Taking a middle ground position in Egypt is becoming increasingly difficult.
(Reuters)—Moderate has become a dirty word in Egypt. Since the army ousted Islamist president Mohamed Mursi, anyone who refuses to support either side uncritically has become a traitor to both.
Polarized attitudes of "you're either with us or against us" have forced Egyptians in the middle ground to disappear largely from political view, making any reconciliation between Mursi's Muslim Brotherhood and the army-backed government ever more remote.
While the situation in Egypt since Morsi's overthrow has put Egyptian moderates in an unfortunate position, an increasing number of Americans are viewing Egypt as an ally since last July's coup.

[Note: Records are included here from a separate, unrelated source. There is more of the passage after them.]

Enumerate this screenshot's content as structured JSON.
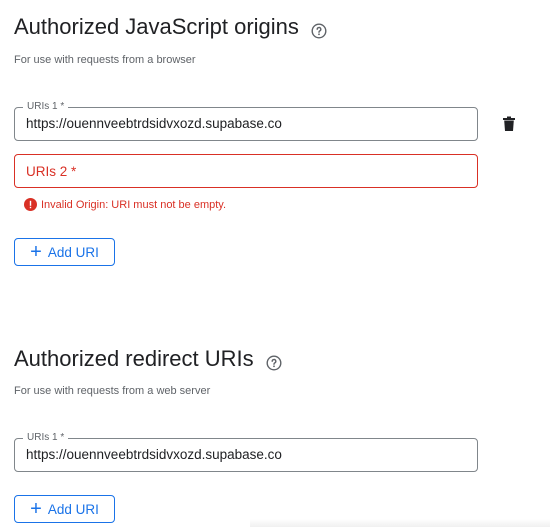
{
  "origins_section": {
    "title": "Authorized JavaScript origins",
    "subtitle": "For use with requests from a browser",
    "uri1_label": "URIs 1 *",
    "uri1_value": "https://ouennveebtrdsidvxozd.supabase.co",
    "uri2_label": "URIs 2 *",
    "error_message": "Invalid Origin: URI must not be empty.",
    "add_button_label": "Add URI"
  },
  "redirect_section": {
    "title": "Authorized redirect URIs",
    "subtitle": "For use with requests from a web server",
    "uri1_label": "URIs 1 *",
    "uri1_value": "https://ouennveebtrdsidvxozd.supabase.co",
    "add_button_label": "Add URI"
  },
  "icons": {
    "help": "help-circle-icon",
    "delete": "trash-icon",
    "error": "error-circle-icon",
    "add": "plus-icon"
  },
  "colors": {
    "accent": "#1a73e8",
    "error": "#d93025",
    "text": "#202124",
    "muted": "#5f6368"
  }
}
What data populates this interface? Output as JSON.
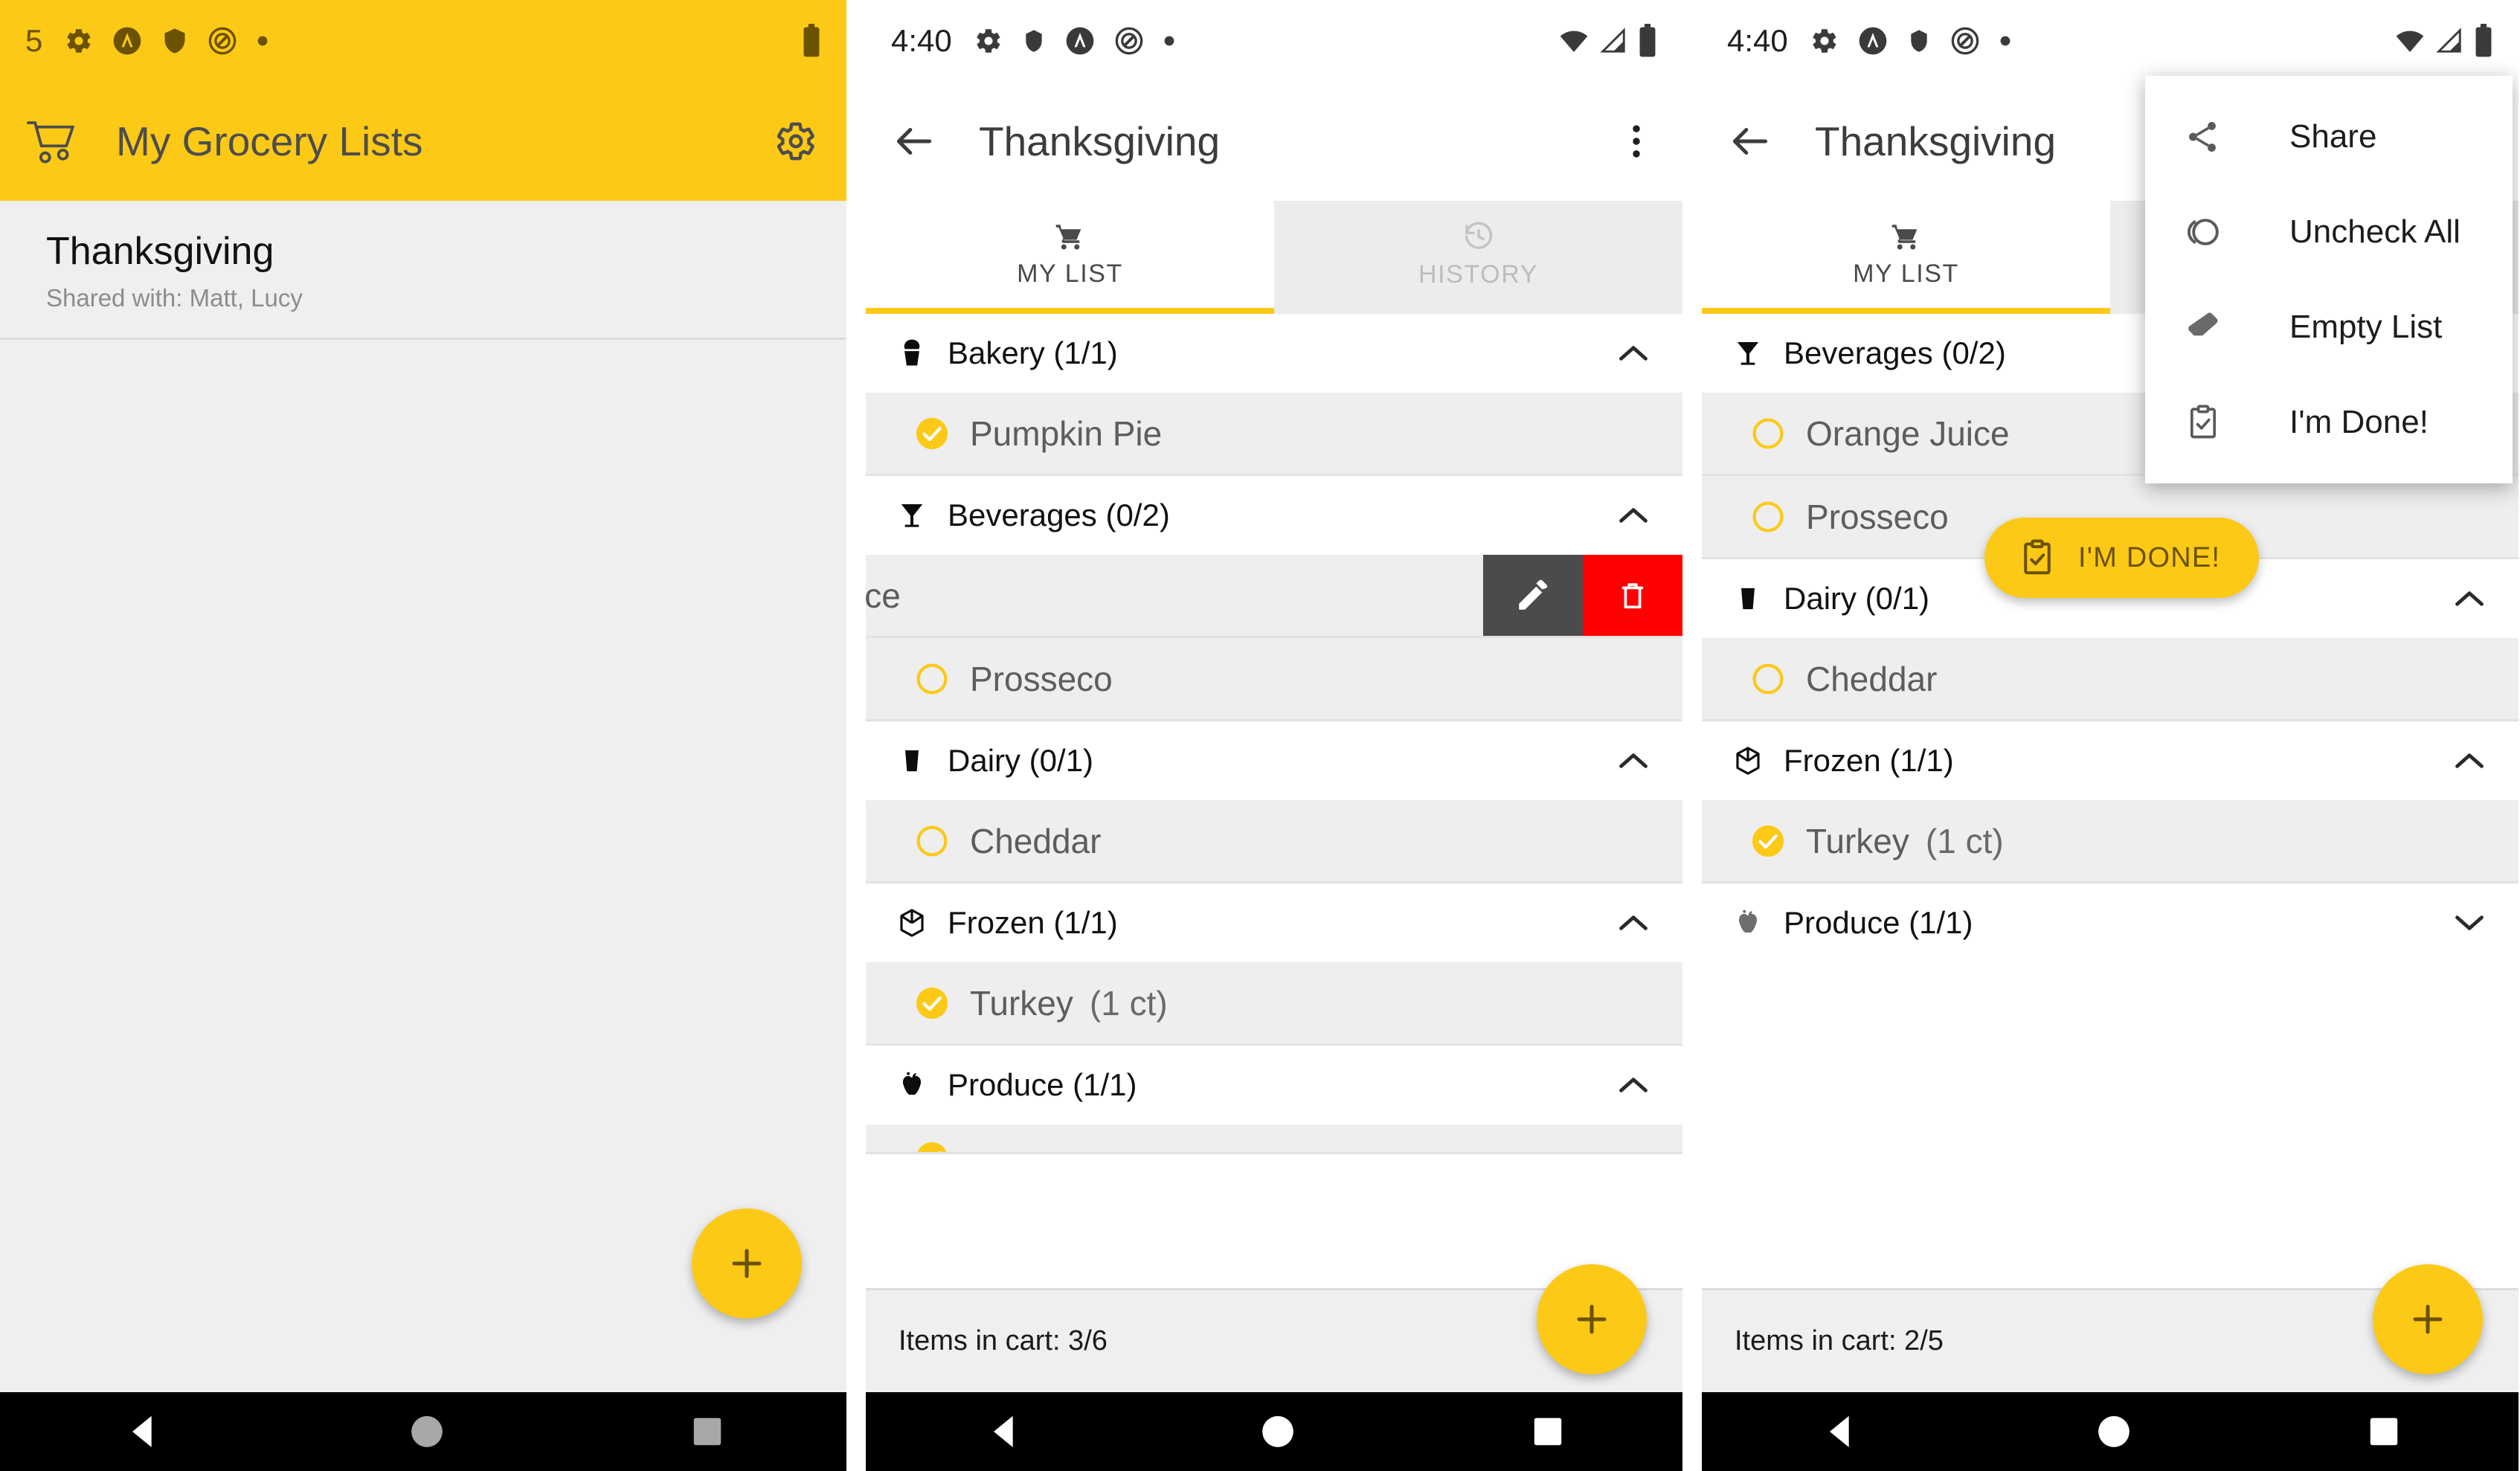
{
  "theme": {
    "accent": "#FCC917",
    "accent_dark": "#6b5200",
    "item_bg": "#eeeeee",
    "delete_red": "#ff0000",
    "edit_gray": "#4b4b4b",
    "text_primary": "#111111",
    "text_secondary": "#5d5d5d",
    "nav_black": "#000000"
  },
  "panel1": {
    "statusbar": {
      "clock": "5",
      "icons": [
        "gear-icon",
        "a-circle-icon",
        "shield-icon",
        "quiet-mode-icon",
        "dot-icon"
      ],
      "right_icons": [
        "battery-icon"
      ]
    },
    "appbar": {
      "logo_icon": "shopping-cart-icon",
      "title": "My Grocery Lists",
      "settings_icon": "gear-icon"
    },
    "lists": [
      {
        "name": "Thanksgiving",
        "shared": "Shared with: Matt, Lucy"
      }
    ],
    "fab": {
      "icon": "plus-icon",
      "label": "+"
    },
    "navbar": [
      "back-triangle-icon",
      "home-circle-icon",
      "recents-square-icon"
    ]
  },
  "panel2": {
    "statusbar": {
      "clock": "4:40",
      "icons": [
        "gear-icon",
        "shield-icon",
        "a-circle-icon",
        "quiet-mode-icon",
        "dot-icon"
      ],
      "right_icons": [
        "wifi-icon",
        "signal-icon",
        "battery-icon"
      ]
    },
    "appbar": {
      "back_icon": "back-arrow-icon",
      "title": "Thanksgiving",
      "overflow_icon": "more-vert-icon"
    },
    "tabs": [
      {
        "label": "MY LIST",
        "icon": "shopping-cart-icon",
        "active": true
      },
      {
        "label": "HISTORY",
        "icon": "history-icon",
        "active": false
      }
    ],
    "categories": [
      {
        "icon": "cupcake-icon",
        "label": "Bakery (1/1)",
        "expanded": true,
        "chevron": "chevron-up-icon",
        "items": [
          {
            "name": "Pumpkin Pie",
            "qty": "",
            "checked": true,
            "swiped": false
          }
        ]
      },
      {
        "icon": "cocktail-glass-icon",
        "label": "Beverages (0/2)",
        "expanded": true,
        "chevron": "chevron-up-icon",
        "items": [
          {
            "name": "ice",
            "qty": "",
            "checked": false,
            "swiped": true,
            "actions": [
              {
                "name": "edit",
                "icon": "pencil-icon"
              },
              {
                "name": "delete",
                "icon": "trash-icon"
              }
            ]
          },
          {
            "name": "Prosseco",
            "qty": "",
            "checked": false,
            "swiped": false
          }
        ]
      },
      {
        "icon": "milk-glass-icon",
        "label": "Dairy (0/1)",
        "expanded": true,
        "chevron": "chevron-up-icon",
        "items": [
          {
            "name": "Cheddar",
            "qty": "",
            "checked": false,
            "swiped": false
          }
        ]
      },
      {
        "icon": "frozen-cube-icon",
        "label": "Frozen (1/1)",
        "expanded": true,
        "chevron": "chevron-up-icon",
        "items": [
          {
            "name": "Turkey",
            "qty": "(1 ct)",
            "checked": true,
            "swiped": false
          }
        ]
      },
      {
        "icon": "apple-icon",
        "label": "Produce (1/1)",
        "expanded": true,
        "chevron": "chevron-up-icon",
        "items": [
          {
            "name": "",
            "qty": "",
            "checked": true,
            "swiped": false,
            "clipped": true
          }
        ]
      }
    ],
    "bottombar": {
      "cart_count": "Items in cart: 3/6"
    },
    "fab": {
      "icon": "plus-icon",
      "label": "+"
    },
    "navbar": [
      "back-triangle-icon",
      "home-circle-icon",
      "recents-square-icon"
    ]
  },
  "panel3": {
    "statusbar": {
      "clock": "4:40",
      "icons": [
        "gear-icon",
        "a-circle-icon",
        "shield-icon",
        "quiet-mode-icon",
        "dot-icon"
      ],
      "right_icons": [
        "wifi-icon",
        "signal-icon",
        "battery-icon"
      ]
    },
    "appbar": {
      "back_icon": "back-arrow-icon",
      "title": "Thanksgiving",
      "overflow_icon": "more-vert-icon"
    },
    "tabs": [
      {
        "label": "MY LIST",
        "icon": "shopping-cart-icon",
        "active": true
      }
    ],
    "menu": [
      {
        "label": "Share",
        "icon": "share-icon"
      },
      {
        "label": "Uncheck All",
        "icon": "uncheck-all-icon"
      },
      {
        "label": "Empty List",
        "icon": "eraser-icon"
      },
      {
        "label": "I'm Done!",
        "icon": "clipboard-check-icon"
      }
    ],
    "categories": [
      {
        "icon": "cocktail-glass-icon",
        "label": "Beverages (0/2)",
        "expanded": true,
        "chevron": "",
        "items": [
          {
            "name": "Orange Juice",
            "qty": "",
            "checked": false
          },
          {
            "name": "Prosseco",
            "qty": "",
            "checked": false
          }
        ]
      },
      {
        "icon": "milk-glass-icon",
        "label": "Dairy (0/1)",
        "expanded": true,
        "chevron": "chevron-up-icon",
        "items": [
          {
            "name": "Cheddar",
            "qty": "",
            "checked": false
          }
        ]
      },
      {
        "icon": "frozen-cube-icon",
        "label": "Frozen (1/1)",
        "expanded": true,
        "chevron": "chevron-up-icon",
        "items": [
          {
            "name": "Turkey",
            "qty": "(1 ct)",
            "checked": true
          }
        ]
      },
      {
        "icon": "apple-icon",
        "label": "Produce (1/1)",
        "expanded": false,
        "chevron": "chevron-down-icon",
        "items": []
      }
    ],
    "done_button": {
      "label": "I'M DONE!",
      "icon": "clipboard-check-icon"
    },
    "bottombar": {
      "cart_count": "Items in cart: 2/5"
    },
    "fab": {
      "icon": "plus-icon",
      "label": "+"
    },
    "navbar": [
      "back-triangle-icon",
      "home-circle-icon",
      "recents-square-icon"
    ]
  }
}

Graph from YouGov below:
Many in the U.S. may well be relieved that Morsi, who is backed by the Muslim Brotherhood, is no longer in power. But the banning of the Muslim Brotherhood and the crackdown on its supporters by the military-backed government, as well as the polarizing political rhetoric in Egypt since Morsi's removal has hardly lead to an encouraging state of affairs from which some sort of trustworthy or respected democratic process can emerge.
More from Reason.com on Egypt here.